══ Task inputs ══
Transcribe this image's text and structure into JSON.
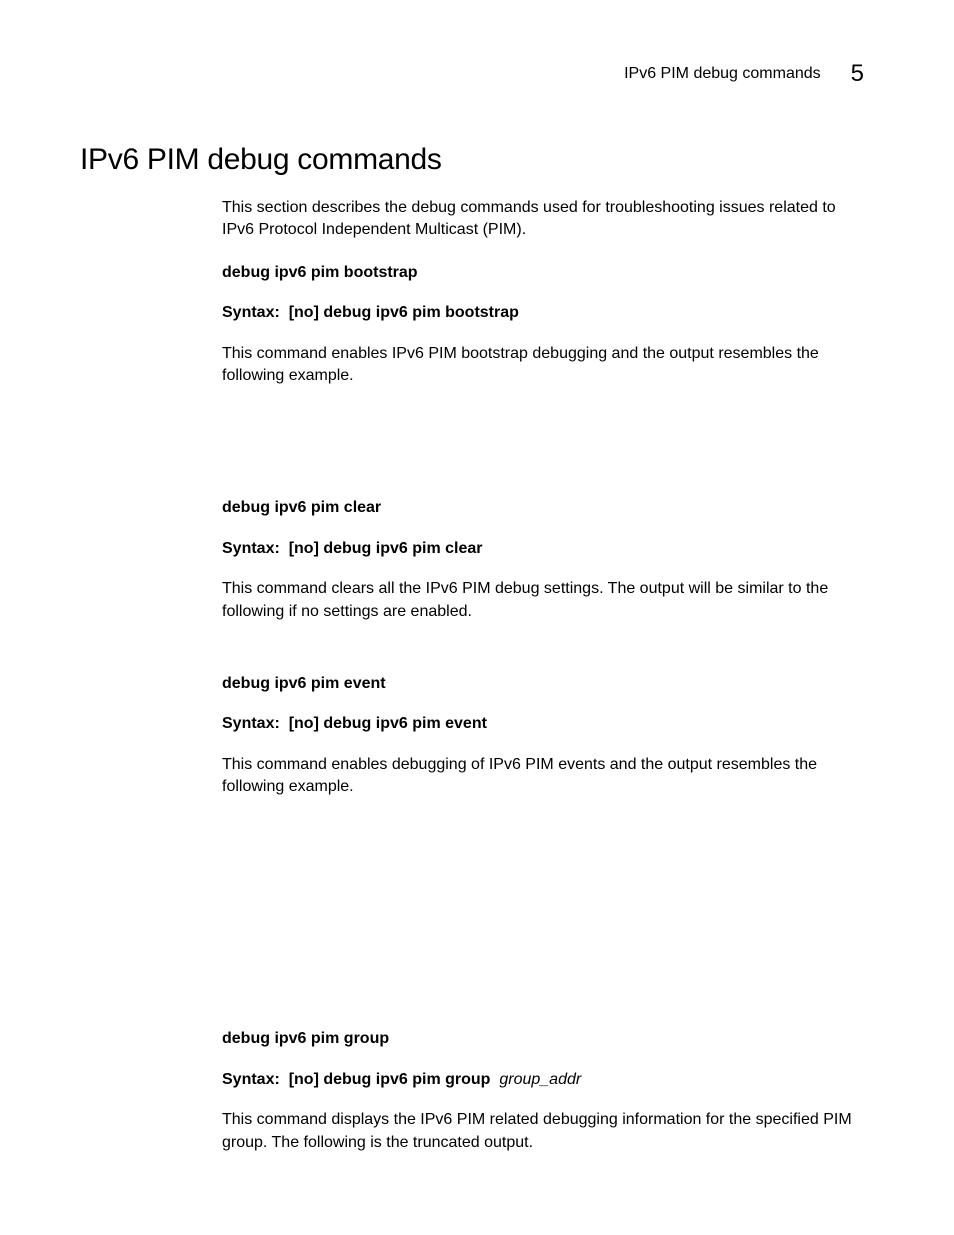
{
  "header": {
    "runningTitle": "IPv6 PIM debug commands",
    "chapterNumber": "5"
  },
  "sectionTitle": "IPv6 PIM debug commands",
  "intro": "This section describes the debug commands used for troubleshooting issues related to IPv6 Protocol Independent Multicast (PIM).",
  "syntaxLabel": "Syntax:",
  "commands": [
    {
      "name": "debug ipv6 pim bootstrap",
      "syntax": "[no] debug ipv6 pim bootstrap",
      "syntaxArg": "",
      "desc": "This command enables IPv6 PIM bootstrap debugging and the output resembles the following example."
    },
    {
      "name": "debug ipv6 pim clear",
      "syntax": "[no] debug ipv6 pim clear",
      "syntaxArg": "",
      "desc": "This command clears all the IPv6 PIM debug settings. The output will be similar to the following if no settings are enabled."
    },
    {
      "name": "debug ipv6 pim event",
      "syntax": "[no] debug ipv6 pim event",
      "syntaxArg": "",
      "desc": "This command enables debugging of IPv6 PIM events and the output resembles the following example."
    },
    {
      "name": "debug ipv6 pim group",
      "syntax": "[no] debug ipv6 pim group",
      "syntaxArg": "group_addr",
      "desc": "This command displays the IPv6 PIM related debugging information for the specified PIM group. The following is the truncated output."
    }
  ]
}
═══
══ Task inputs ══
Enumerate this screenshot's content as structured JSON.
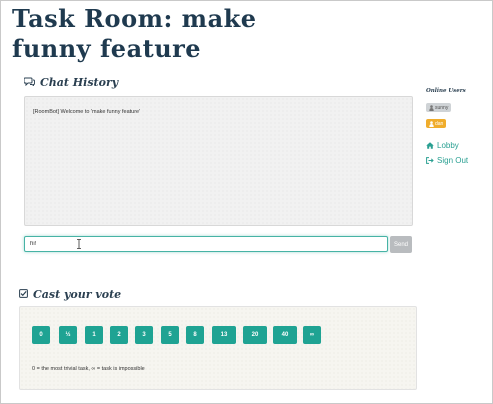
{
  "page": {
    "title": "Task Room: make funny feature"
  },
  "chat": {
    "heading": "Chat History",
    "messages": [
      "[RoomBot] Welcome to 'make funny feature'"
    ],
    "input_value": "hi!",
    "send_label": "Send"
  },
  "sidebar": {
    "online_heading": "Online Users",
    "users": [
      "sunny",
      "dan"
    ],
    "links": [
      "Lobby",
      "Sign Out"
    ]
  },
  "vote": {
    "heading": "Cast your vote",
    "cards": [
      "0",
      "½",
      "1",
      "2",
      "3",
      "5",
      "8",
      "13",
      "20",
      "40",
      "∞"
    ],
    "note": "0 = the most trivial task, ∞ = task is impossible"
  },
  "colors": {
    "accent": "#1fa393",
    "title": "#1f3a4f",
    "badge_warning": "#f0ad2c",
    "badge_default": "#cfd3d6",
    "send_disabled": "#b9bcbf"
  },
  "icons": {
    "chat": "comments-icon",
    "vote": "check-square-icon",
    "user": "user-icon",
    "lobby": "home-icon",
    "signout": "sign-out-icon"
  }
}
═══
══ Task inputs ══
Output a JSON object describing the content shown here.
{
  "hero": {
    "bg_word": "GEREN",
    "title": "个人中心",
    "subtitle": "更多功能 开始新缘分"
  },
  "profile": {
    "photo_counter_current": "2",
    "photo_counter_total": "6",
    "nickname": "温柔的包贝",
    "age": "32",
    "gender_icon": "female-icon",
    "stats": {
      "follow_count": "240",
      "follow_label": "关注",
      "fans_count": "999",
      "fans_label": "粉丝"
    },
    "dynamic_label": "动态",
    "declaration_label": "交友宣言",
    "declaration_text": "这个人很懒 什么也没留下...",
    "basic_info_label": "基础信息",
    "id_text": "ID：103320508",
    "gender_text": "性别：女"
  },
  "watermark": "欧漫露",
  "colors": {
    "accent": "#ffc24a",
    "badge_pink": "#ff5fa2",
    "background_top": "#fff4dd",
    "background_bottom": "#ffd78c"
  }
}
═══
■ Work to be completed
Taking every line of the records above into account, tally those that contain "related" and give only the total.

■ Task response
2